Unlike a lot of other teens with autism spectrum disorders, most Asperger teens want to interact socially and have friends.
The lack of social skills can be learned by these teens but their inability to pick up nonverbal signs, “read “ others behavior and poor communication skills makes it hard for them to be successful.
They may feel different and can experience anxiety when approaching other teens, always wondering why they have such a hard time fitting in. Trying to fit in can be a frustrating process and teens with Aspergers can be drained emotionally from this. It can cause anxiety or
and may lead to social withdrawal. They may also be immature for their age, too naive and too trusting, which makes them an easy target for teasing and bullying.
Some teens may be shy or intimidated, talk too little and are extremely sensitive to criticism and need continual reassurance. They may think that the things that others do accidentally (such as bumping into them) are done deliberately to upset them.
Other Aspies can be blunt, interrupt their peers and take over a conversation to talk about their area of personal interest.
If they have been diagnosed earlier it is possible for them to learn social skills if they feel accepted within their peer group. Most Asperger teens are able to develop
Challenges in school
Asperger Teens develop their thinking and learning skills at an unusual age or in an unusual way because their brain processes information differently. This means they can excel in some abilities like language, vocabulary, math or music but are delayed in other areas. They may have problems with authority figures such as teachers. The ins and outs of Asperger Syndrome from an authentic point of view are described in the book by Luke Jackson. I can highly recommend this book for every teen with Aspergers or parents with Asperger teens. It is fun to read and to find out how the mind of an Asperger teens works in a different way. It will make you understand your teen better, I know it worked for me!
Teens with Asperger Syndrome need an intellectual challenge and show low tolerance for ordinary homework or mediocre tasks. It can be frustrated for them to be regarded by teachers as poor performers or arrogant only because they do not feel challenged in school. Sometimes their delay in motor skills will effect their handwriting so much they resent written assignments.
Most teens are able to overcome their lack in social skills and learn these skills intellectually rather then intuitively. I believe many Asperger Teens have much going for them:

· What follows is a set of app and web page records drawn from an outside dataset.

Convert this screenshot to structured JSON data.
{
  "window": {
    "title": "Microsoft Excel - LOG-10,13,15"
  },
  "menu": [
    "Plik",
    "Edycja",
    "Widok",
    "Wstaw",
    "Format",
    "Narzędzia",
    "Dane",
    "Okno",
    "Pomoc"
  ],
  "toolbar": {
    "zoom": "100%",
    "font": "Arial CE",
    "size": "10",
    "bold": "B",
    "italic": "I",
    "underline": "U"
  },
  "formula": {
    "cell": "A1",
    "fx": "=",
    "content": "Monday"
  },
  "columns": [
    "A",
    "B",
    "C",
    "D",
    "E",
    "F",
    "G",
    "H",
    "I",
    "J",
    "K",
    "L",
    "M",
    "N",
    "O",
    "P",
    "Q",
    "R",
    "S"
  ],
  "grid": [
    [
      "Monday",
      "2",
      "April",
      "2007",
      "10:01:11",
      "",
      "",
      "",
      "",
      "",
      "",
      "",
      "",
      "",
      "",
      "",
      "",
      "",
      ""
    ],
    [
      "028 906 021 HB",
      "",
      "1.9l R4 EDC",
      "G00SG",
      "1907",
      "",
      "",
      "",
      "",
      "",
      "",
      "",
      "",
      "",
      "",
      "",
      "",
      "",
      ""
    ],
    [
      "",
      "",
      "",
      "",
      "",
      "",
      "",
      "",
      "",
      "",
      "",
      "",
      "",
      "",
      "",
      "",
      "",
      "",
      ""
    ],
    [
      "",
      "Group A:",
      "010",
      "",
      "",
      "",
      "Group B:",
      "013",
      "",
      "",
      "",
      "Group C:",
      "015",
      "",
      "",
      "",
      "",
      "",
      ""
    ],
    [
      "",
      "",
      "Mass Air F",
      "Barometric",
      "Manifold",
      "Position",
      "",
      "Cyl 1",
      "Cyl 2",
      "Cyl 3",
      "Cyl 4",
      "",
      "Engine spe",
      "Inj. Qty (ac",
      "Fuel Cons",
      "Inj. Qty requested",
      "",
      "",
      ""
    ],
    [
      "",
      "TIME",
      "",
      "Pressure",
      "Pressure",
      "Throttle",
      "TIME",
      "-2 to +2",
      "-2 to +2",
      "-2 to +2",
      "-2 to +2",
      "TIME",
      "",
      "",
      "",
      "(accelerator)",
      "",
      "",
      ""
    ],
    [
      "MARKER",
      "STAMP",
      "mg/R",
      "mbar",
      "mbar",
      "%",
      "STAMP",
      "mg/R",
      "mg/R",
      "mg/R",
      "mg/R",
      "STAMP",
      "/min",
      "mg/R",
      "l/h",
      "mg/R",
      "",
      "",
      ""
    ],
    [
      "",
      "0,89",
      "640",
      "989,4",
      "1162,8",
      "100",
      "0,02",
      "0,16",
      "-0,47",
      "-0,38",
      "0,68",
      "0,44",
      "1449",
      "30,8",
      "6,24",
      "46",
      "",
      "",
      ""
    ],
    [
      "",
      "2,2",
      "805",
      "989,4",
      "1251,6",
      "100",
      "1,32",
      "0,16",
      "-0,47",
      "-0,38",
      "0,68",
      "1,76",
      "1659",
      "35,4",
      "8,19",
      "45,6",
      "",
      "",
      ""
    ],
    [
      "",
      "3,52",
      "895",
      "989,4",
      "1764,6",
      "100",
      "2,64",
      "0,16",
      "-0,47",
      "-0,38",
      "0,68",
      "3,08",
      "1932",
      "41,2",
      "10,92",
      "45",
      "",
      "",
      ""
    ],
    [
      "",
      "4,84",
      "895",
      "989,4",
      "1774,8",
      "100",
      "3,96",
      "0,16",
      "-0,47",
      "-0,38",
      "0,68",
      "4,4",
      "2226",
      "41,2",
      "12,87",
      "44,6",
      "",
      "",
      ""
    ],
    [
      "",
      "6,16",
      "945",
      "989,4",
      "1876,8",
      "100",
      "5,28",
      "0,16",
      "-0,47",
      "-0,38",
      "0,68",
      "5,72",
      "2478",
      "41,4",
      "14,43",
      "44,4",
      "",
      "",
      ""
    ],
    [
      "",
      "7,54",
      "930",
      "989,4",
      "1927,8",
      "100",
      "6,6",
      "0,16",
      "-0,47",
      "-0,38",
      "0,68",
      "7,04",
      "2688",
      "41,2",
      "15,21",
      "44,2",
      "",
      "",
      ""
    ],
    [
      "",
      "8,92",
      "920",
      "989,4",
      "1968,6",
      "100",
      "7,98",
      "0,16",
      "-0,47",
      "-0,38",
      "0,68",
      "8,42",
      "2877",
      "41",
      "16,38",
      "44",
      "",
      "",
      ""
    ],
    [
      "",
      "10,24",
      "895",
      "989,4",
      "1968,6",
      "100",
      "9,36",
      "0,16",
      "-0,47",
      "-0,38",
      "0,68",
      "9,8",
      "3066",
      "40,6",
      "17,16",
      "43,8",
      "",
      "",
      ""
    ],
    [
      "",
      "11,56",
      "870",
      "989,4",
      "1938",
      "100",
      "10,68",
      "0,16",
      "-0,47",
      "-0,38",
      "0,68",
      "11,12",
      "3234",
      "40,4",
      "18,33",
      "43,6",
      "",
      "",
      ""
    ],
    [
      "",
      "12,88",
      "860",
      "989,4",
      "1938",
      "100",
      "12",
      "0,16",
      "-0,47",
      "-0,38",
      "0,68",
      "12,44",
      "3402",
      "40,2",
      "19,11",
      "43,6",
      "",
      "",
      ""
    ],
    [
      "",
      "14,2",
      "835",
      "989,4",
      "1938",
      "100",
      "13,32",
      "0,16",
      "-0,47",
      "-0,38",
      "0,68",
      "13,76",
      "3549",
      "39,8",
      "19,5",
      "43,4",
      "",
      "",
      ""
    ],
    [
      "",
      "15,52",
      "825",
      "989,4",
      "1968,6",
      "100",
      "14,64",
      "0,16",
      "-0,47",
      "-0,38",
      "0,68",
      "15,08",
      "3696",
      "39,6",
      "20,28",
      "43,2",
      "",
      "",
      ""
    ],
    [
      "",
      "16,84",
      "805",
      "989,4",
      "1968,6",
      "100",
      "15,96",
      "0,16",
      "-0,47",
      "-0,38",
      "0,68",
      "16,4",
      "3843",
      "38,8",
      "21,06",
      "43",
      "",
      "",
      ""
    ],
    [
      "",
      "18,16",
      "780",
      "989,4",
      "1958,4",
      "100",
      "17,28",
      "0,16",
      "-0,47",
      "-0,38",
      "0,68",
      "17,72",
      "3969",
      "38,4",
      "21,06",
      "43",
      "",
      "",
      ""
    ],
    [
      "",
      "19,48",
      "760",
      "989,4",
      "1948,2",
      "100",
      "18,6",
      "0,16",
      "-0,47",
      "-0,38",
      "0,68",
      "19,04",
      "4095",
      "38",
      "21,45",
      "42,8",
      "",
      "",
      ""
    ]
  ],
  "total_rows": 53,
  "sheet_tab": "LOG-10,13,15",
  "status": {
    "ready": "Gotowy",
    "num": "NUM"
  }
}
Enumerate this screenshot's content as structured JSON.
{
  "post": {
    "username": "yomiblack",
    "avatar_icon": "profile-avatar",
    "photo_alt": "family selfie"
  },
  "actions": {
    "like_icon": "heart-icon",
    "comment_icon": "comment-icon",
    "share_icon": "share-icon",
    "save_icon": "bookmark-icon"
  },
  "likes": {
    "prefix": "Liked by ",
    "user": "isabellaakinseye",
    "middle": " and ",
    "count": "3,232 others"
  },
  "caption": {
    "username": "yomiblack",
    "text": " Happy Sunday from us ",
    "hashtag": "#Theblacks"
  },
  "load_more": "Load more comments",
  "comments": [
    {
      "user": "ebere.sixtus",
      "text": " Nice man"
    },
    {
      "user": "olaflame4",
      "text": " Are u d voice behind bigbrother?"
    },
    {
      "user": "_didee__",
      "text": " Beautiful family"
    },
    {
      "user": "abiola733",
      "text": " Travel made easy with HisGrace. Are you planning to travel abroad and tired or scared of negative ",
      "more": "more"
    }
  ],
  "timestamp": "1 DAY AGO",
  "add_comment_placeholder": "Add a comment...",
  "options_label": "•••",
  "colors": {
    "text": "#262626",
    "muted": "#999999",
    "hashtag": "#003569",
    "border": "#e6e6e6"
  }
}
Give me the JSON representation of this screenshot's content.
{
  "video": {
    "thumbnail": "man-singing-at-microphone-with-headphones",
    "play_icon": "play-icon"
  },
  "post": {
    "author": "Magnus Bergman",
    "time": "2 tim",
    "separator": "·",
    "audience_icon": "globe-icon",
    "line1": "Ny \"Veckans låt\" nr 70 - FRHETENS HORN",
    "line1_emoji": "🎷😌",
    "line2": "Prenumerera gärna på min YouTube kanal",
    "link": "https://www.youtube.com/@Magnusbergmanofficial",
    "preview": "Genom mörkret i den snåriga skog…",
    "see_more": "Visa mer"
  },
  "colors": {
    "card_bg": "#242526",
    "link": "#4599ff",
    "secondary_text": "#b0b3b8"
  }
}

Asperger teens are typically uninterested in following social norms, fads, or conventional thinking. They are original and creative thinkers and are in persuit for original interests and goals. Their preference for rules and honesty may lead them to excel in the classroom since many of their advanced abilities are in the gifted range. Their narrow area of interest can make them experts in their field. They can be talented and enjoy academic success. Their dedication and commitment makes them driven to perform well in school.
Many great scientists, writers and artists are thought to have had Asperger syndrome, including many Nobel Prize winners.
Read an article on my own Asperger Teen and his goal of reaching